Special Guest Post by Jackie Cosh, Author of The King with the Iron Belt: The life of King James IV of Scotland
My love of history developed only after I left school. Initially Irish history interested me the most. I flirted with European history, before finally settling down with British history, primarily Scottish. I read about many different eras in Scottish history, meeting James IV along the way. I found that there were very few books dedicated to this great man, and those that were tended to be very academic, and just a little bit, well, dry to say the least
James IV was anything but dry. He was the most fascinating of men and loved to explore and learn, such as when he placed two orphaned infants on the island of Inchkeith with a mute woman, in an attempt to determine what he perceived as ‘the original language’. This was the man who introduced full quarantine for plague victims, hundreds of years before Covvid 19 and lockdown.
I make a living as a writer and tutor and have over the years written many history articles for local and national publications, so it was a natural step to stop moaning about the lack of books on the topic and write my own. My aim was very specific – not to replicate or replace what had originally been written but to bring James to the general public, the history lover who wanted to read and learn about history in easy to understand language that was not overly academic.

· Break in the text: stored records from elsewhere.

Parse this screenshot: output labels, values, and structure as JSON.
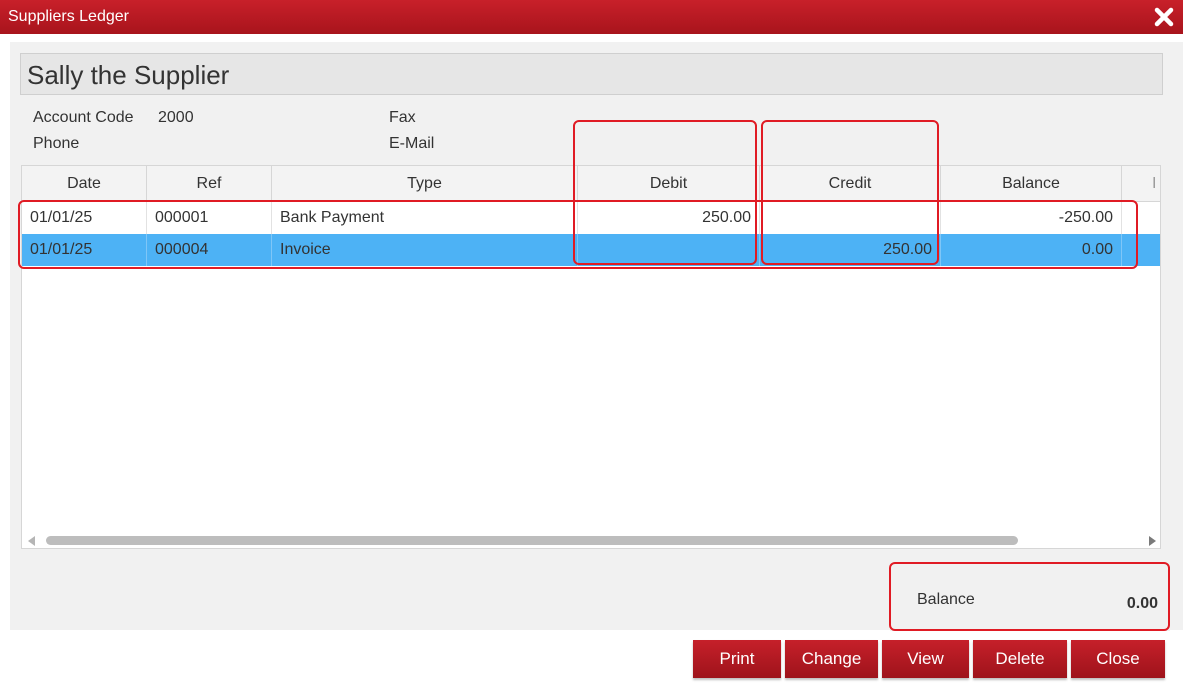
{
  "window": {
    "title": "Suppliers Ledger",
    "close_icon": "close-icon"
  },
  "supplier": {
    "name": "Sally the Supplier",
    "account_code_label": "Account Code",
    "account_code": "2000",
    "phone_label": "Phone",
    "phone": "",
    "fax_label": "Fax",
    "fax": "",
    "email_label": "E-Mail",
    "email": ""
  },
  "ledger": {
    "columns": [
      "Date",
      "Ref",
      "Type",
      "Debit",
      "Credit",
      "Balance",
      "I"
    ],
    "rows": [
      {
        "date": "01/01/25",
        "ref": "000001",
        "type": "Bank Payment",
        "debit": "250.00",
        "credit": "",
        "balance": "-250.00",
        "selected": false
      },
      {
        "date": "01/01/25",
        "ref": "000004",
        "type": "Invoice",
        "debit": "",
        "credit": "250.00",
        "balance": "0.00",
        "selected": true
      }
    ]
  },
  "footer": {
    "balance_label": "Balance",
    "balance_value": "0.00"
  },
  "buttons": {
    "print": "Print",
    "change": "Change",
    "view": "View",
    "delete": "Delete",
    "close": "Close"
  },
  "colors": {
    "titlebar": "#b3171f",
    "button": "#b3171f",
    "selected_row": "#4db2f5",
    "highlight": "#e01b24"
  }
}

As any author who is not writing books full time will know, fitting writing round a full time job and family is hard. I would have a few days where I relished being full engrossed in the fifteenth and sixteenth centuries, before work commitments would pull me back to the present and my research and writing would be put on hold again.
Researching Renaissance Scotland brought its problems. Firstly, there is the gaps in official records, particularly regarding the early years of his life, so, for example, the assumption is made that he was born at Stirling Castle as that was his mother’s main residence. But isn’t that part of the attraction of history – the not knowing, the surmising, the piecing together of the jigsaw puzzles?
Then there is the doubt surrounding some of the accounts we read. Some, like Robert Lindsay of Pitscottie, pay him many compliments but Lindsay was not born until nearly twenty years after King James died. I like to think he was simply reiterating what those who did know James reported. Perhaps little children were told of the late King James who died in battle and what a great monarch he was. Others, such as the Spanish ambassador Pedro de Ayala, were perhaps prone to exaggeration and felt the need to say great things about him.
I spent a number of years researching and reading all I could get my hands on in order to do the subject justice. Sometimes I had to make my own judgements on which version of events was correct. Some writers claim that Margaret Tudor was on her brother Henry’s side when he went to war with her husband. But my research found that there was more evidence to support the opposite. This was also in line with my intuition, which, as a historical writer you have to use at times.
But perhaps the greatest challenge is knowing where to start with all the ideas for other books that appear to me as the book develops. Through my research I encountered many fascinating characters and stories that need told. My next book is at the very early stages of planning, a book related to an extent to King James IV. The others I will put in a box for now, perhaps to return to at a later date.